STOCKHOLM (Reuters) - Sweden’s Prime Minister Fredrik Reinfeldt said people should work till they are 75 rather than expect to retire at 65, sparking a furor in a country that prides itself on its cradle-to-grave welfare system.
Reinfeldt heads a center-right coalition that has so far cautiously cut taxes and some welfare spending without alienating middle class voters proud of their social security.
He made his remarks ahead of a conference this week on jobs for the elderly and women, which will be attended by some European leaders.
“The question is whether an employer will have a different attitude to someone who is 55 if the 55-year-old says, ‘now I am thinking of working for another 20 years’,” Reinfeldt was quoted by daily Dagens Nyheter as saying.
“The view of the Left is that when work becomes too difficult you take early retirement or some other kind of benefit. I would rather say that when the job becomes too difficult you should do some other kind of work,” he added.
Measures to lessen the fiscal burden of pensions have sparked protests across Europe as it tries to deal with cutting its massive debt burdens.
Speaking later to reporters, Reinfeldt said he was trying to get a discussion going before the conference, known as the Northern Future Forum.
Reinfeldt said Sweden had to face the fact that people were living longer and that to maintain current levels of welfare and pension payment they would also have to work longer.
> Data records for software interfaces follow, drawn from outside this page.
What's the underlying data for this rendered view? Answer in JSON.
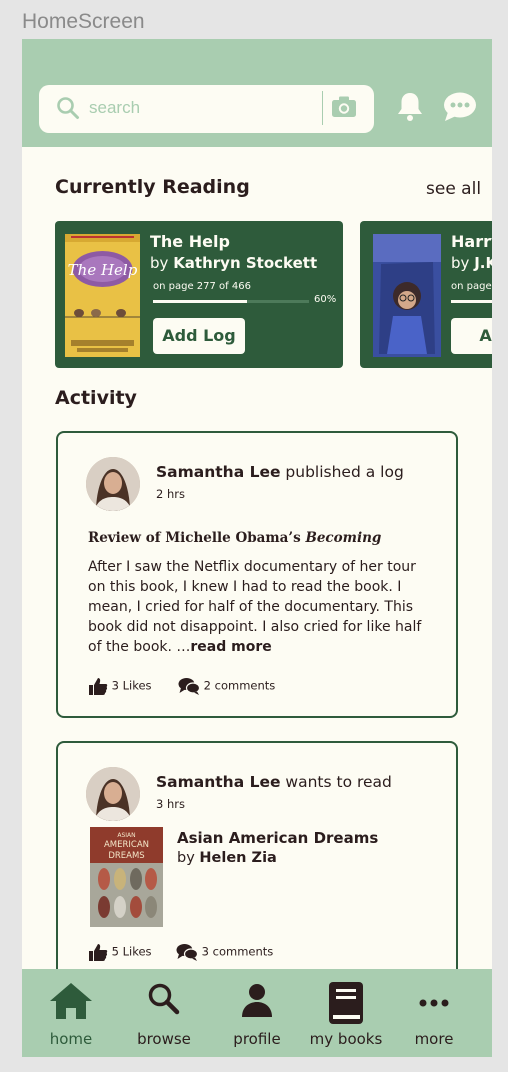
{
  "frame_label": "HomeScreen",
  "search": {
    "placeholder": "search"
  },
  "icons": {
    "search": "search-icon",
    "camera": "camera-icon",
    "bell": "bell-icon",
    "chat": "chat-icon"
  },
  "colors": {
    "primary": "#2e5b3b",
    "accent": "#a9cdb0",
    "background": "#fdfcf3",
    "text": "#2b1d1d"
  },
  "currently_reading": {
    "title": "Currently Reading",
    "see_all": "see all",
    "books": [
      {
        "title": "The Help",
        "by": "by",
        "author": "Kathryn Stockett",
        "progress_text": "on page 277 of 466",
        "progress_pct_label": "60%",
        "progress": 0.6,
        "add_log": "Add Log"
      },
      {
        "title": "Harry",
        "by": "by",
        "author": "J.K",
        "progress_text": "on page",
        "progress": 0.6,
        "add_log": "Add"
      }
    ]
  },
  "activity": {
    "title": "Activity",
    "posts": [
      {
        "user": "Samantha Lee",
        "action": "published a log",
        "time": "2 hrs",
        "review_title_prefix": "Review of Michelle Obama’s",
        "review_title_book": "Becoming",
        "body": "After I saw the Netflix documentary of her tour on this book, I knew I had to read the book. I mean, I cried for half of the documentary. This book did not disappoint. I also cried for like half of the book. …",
        "read_more": "read more",
        "likes": "3 Likes",
        "comments": "2 comments"
      },
      {
        "user": "Samantha Lee",
        "action": "wants to read",
        "time": "3 hrs",
        "book_title": "Asian American Dreams",
        "by": "by",
        "book_author": "Helen Zia",
        "likes": "5 Likes",
        "comments": "3 comments"
      }
    ]
  },
  "nav": [
    {
      "label": "home",
      "icon": "home-icon",
      "active": true
    },
    {
      "label": "browse",
      "icon": "search-icon"
    },
    {
      "label": "profile",
      "icon": "person-icon"
    },
    {
      "label": "my books",
      "icon": "book-icon"
    },
    {
      "label": "more",
      "icon": "more-icon"
    }
  ]
}
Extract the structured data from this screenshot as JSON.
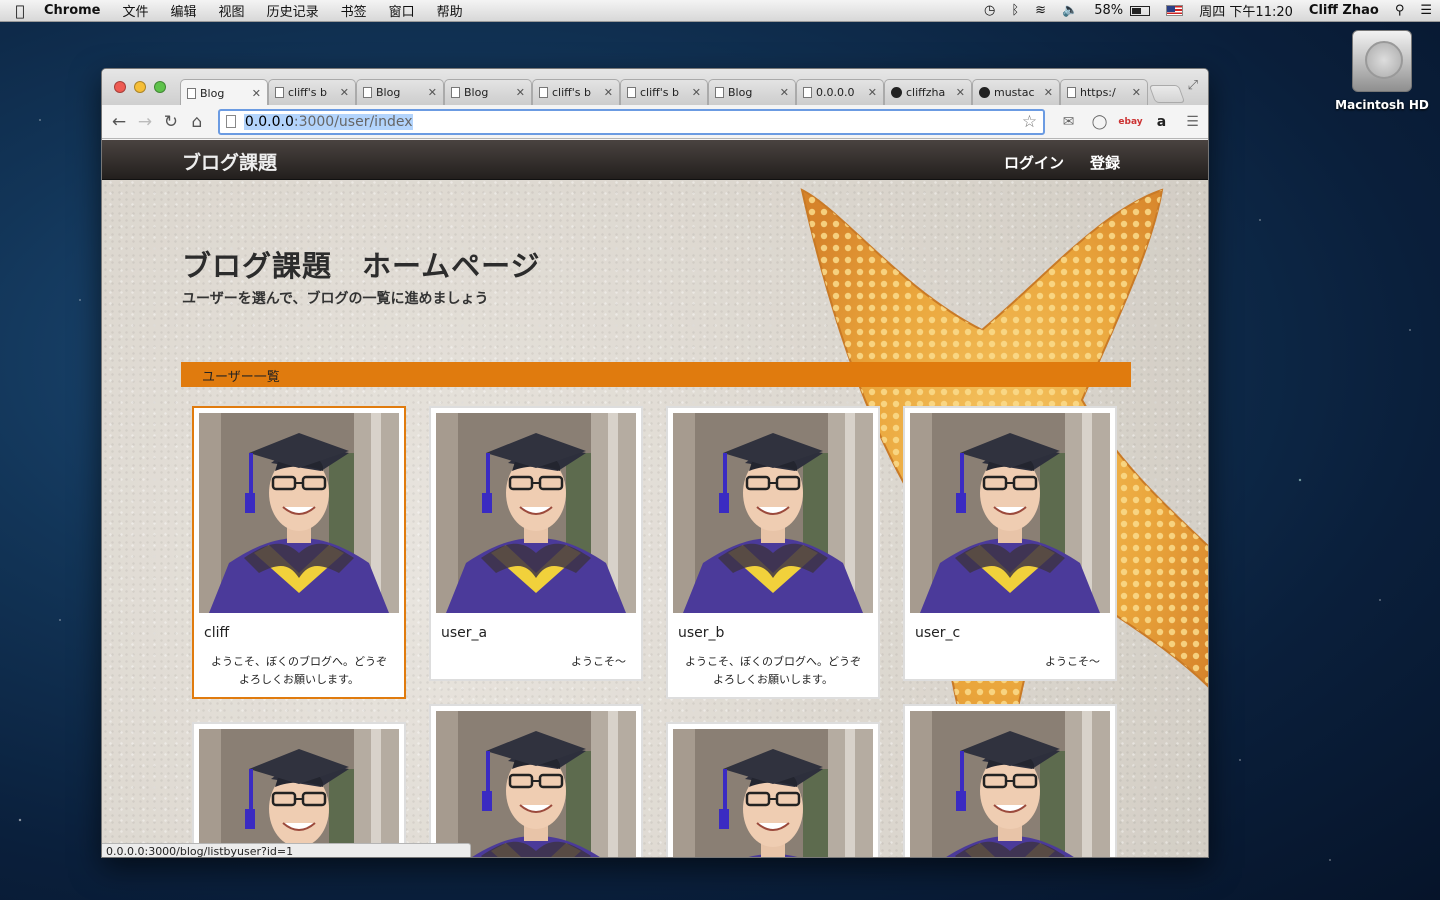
{
  "menubar": {
    "app": "Chrome",
    "items": [
      "文件",
      "编辑",
      "视图",
      "历史记录",
      "书签",
      "窗口",
      "帮助"
    ],
    "battery": "58%",
    "battery_level": 0.58,
    "clock": "周四 下午11:20",
    "user": "Cliff Zhao"
  },
  "desktop": {
    "hd_label": "Macintosh HD"
  },
  "browser": {
    "tabs": [
      {
        "title": "Blog",
        "active": true
      },
      {
        "title": "cliff's b",
        "active": false
      },
      {
        "title": "Blog",
        "active": false
      },
      {
        "title": "Blog",
        "active": false
      },
      {
        "title": "cliff's b",
        "active": false
      },
      {
        "title": "cliff's b",
        "active": false
      },
      {
        "title": "Blog",
        "active": false
      },
      {
        "title": "0.0.0.0",
        "active": false
      },
      {
        "title": "cliffzha",
        "active": false,
        "icon": "github"
      },
      {
        "title": "mustac",
        "active": false,
        "icon": "github"
      },
      {
        "title": "https:/",
        "active": false
      }
    ],
    "url_host": "0.0.0.0",
    "url_rest": ":3000/user/index",
    "status": "0.0.0.0:3000/blog/listbyuser?id=1"
  },
  "site": {
    "brand": "ブログ課題",
    "nav": {
      "login": "ログイン",
      "register": "登録"
    },
    "hero_title": "ブログ課題　ホームページ",
    "hero_sub": "ユーザーを選んで、ブログの一覧に進めましょう",
    "section_title": "ユーザー一覧",
    "users": [
      {
        "name": "cliff",
        "greeting": "ようこそ、ぼくのブログへ。どうぞよろしくお願いします。"
      },
      {
        "name": "user_a",
        "greeting": "ようこそ〜"
      },
      {
        "name": "user_b",
        "greeting": "ようこそ、ぼくのブログへ。どうぞよろしくお願いします。"
      },
      {
        "name": "user_c",
        "greeting": "ようこそ〜"
      }
    ]
  },
  "colors": {
    "accent": "#e07b0e",
    "nav_bg": "#2e2926"
  }
}
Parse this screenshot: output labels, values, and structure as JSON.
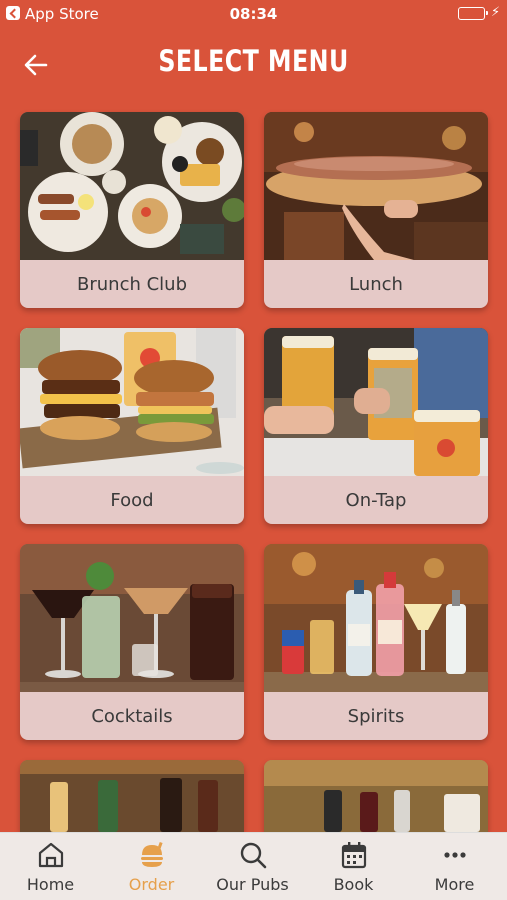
{
  "status_bar": {
    "back_app": "App Store",
    "time": "08:34"
  },
  "header": {
    "title": "SELECT MENU"
  },
  "menus": [
    {
      "label": "Brunch Club",
      "image": "brunch-photo"
    },
    {
      "label": "Lunch",
      "image": "lunch-photo"
    },
    {
      "label": "Food",
      "image": "food-photo"
    },
    {
      "label": "On-Tap",
      "image": "on-tap-photo"
    },
    {
      "label": "Cocktails",
      "image": "cocktails-photo"
    },
    {
      "label": "Spirits",
      "image": "spirits-photo"
    }
  ],
  "tab_bar": {
    "items": [
      {
        "label": "Home",
        "icon": "home-icon",
        "active": false
      },
      {
        "label": "Order",
        "icon": "order-icon",
        "active": true
      },
      {
        "label": "Our Pubs",
        "icon": "search-icon",
        "active": false
      },
      {
        "label": "Book",
        "icon": "calendar-icon",
        "active": false
      },
      {
        "label": "More",
        "icon": "more-icon",
        "active": false
      }
    ]
  },
  "colors": {
    "background": "#d9533a",
    "card_label_bg": "#e5c9c7",
    "tab_bar_bg": "#efe9e6",
    "active_tab": "#e6a04b"
  }
}
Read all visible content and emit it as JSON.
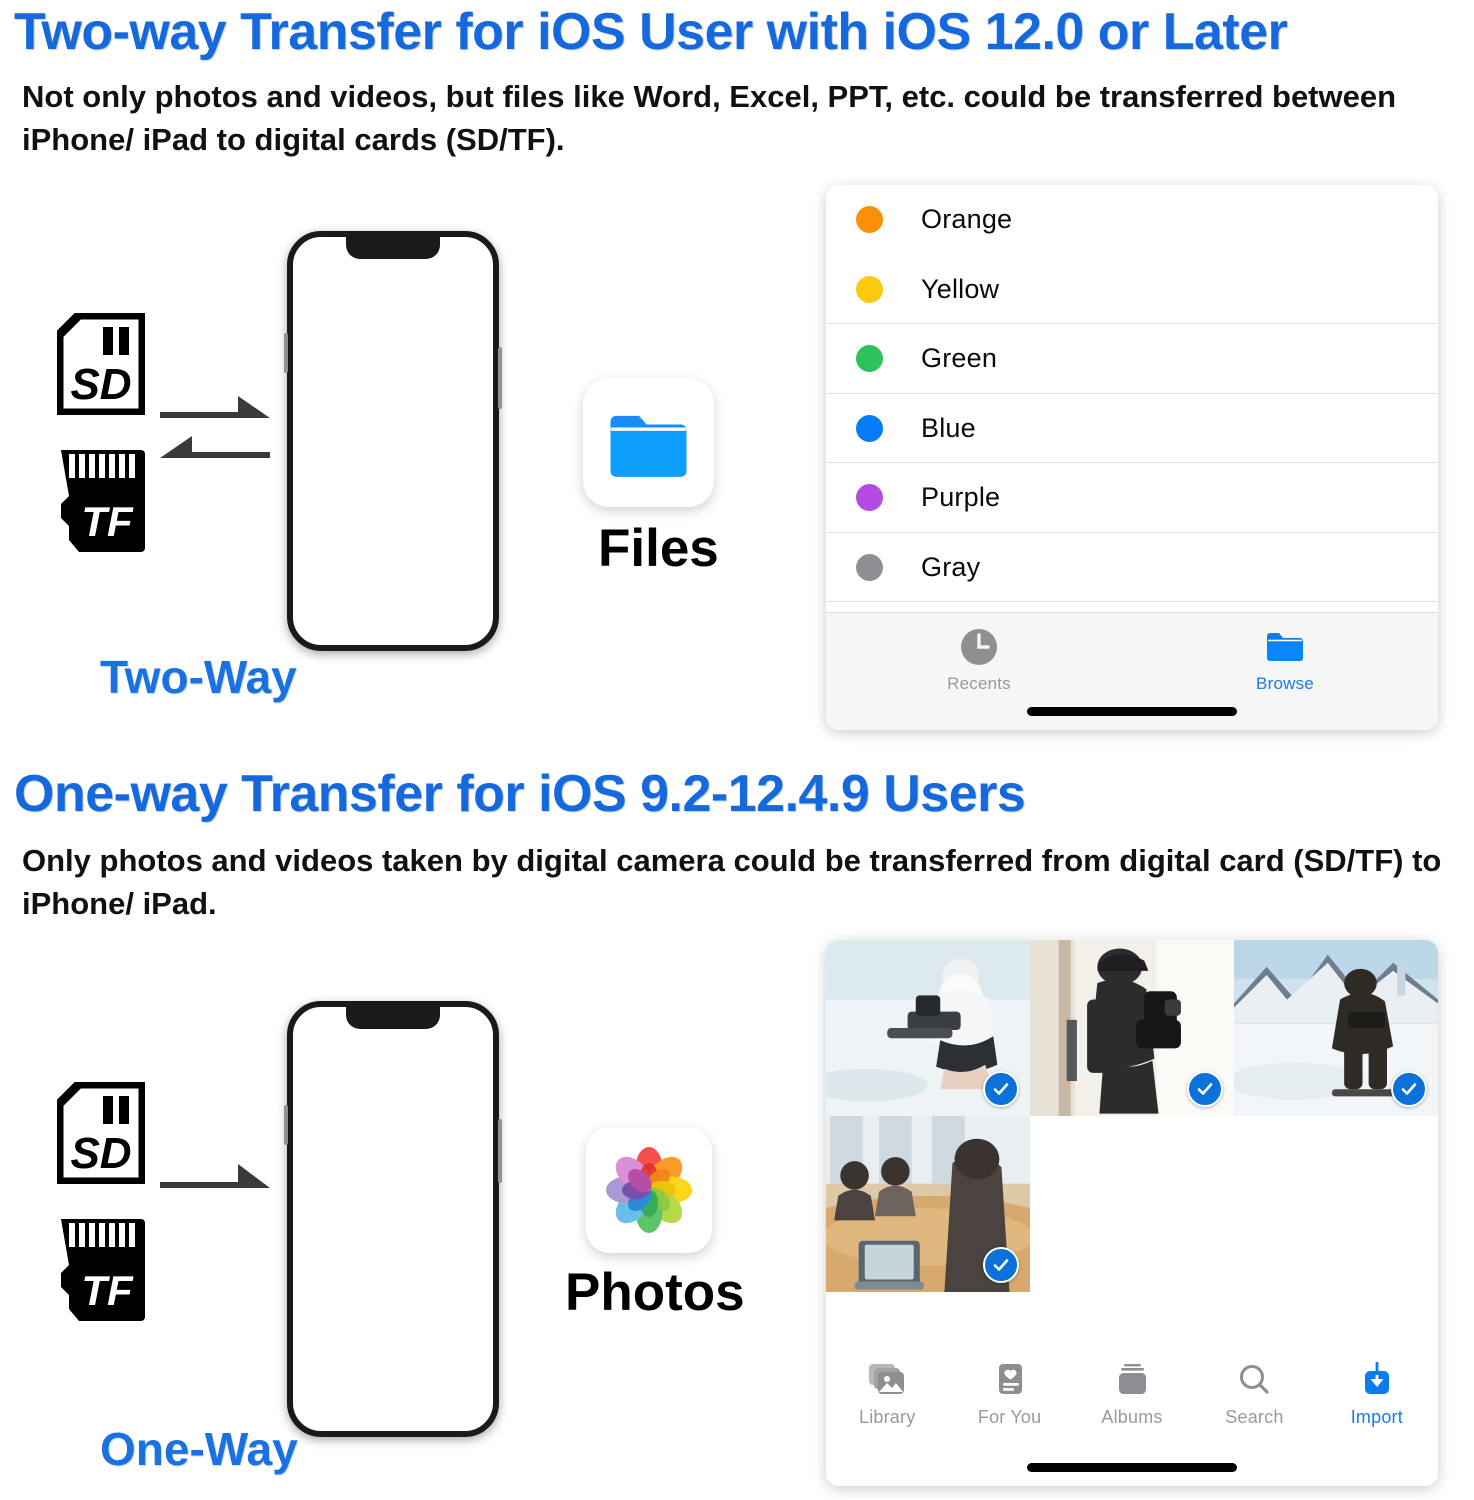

His remarks got blanket coverage in the local media.
“Just talking about raising the age limit is a provocation for all those who would like to work longer but cannot manage it,” said Tomas Eneroth, a spokesman on social affairs for largest opposition party, the Social Democrats.
“Readers say: we want to stop working before 65,” tabloid Expressen said on its website.
A poll on tabloid website Aftonbladet showed 90 percent of the 89,452 people who voted rejected the idea of working to 75.
Swedes can qualify at 65 for a state-funded pension for those who had little or no income. Other pensions can be taken from 61. People have the right to work to 67, but can work longer if they agree with their employer.
Reporting by Patrick Lannin, Editing by Alistair Scrutton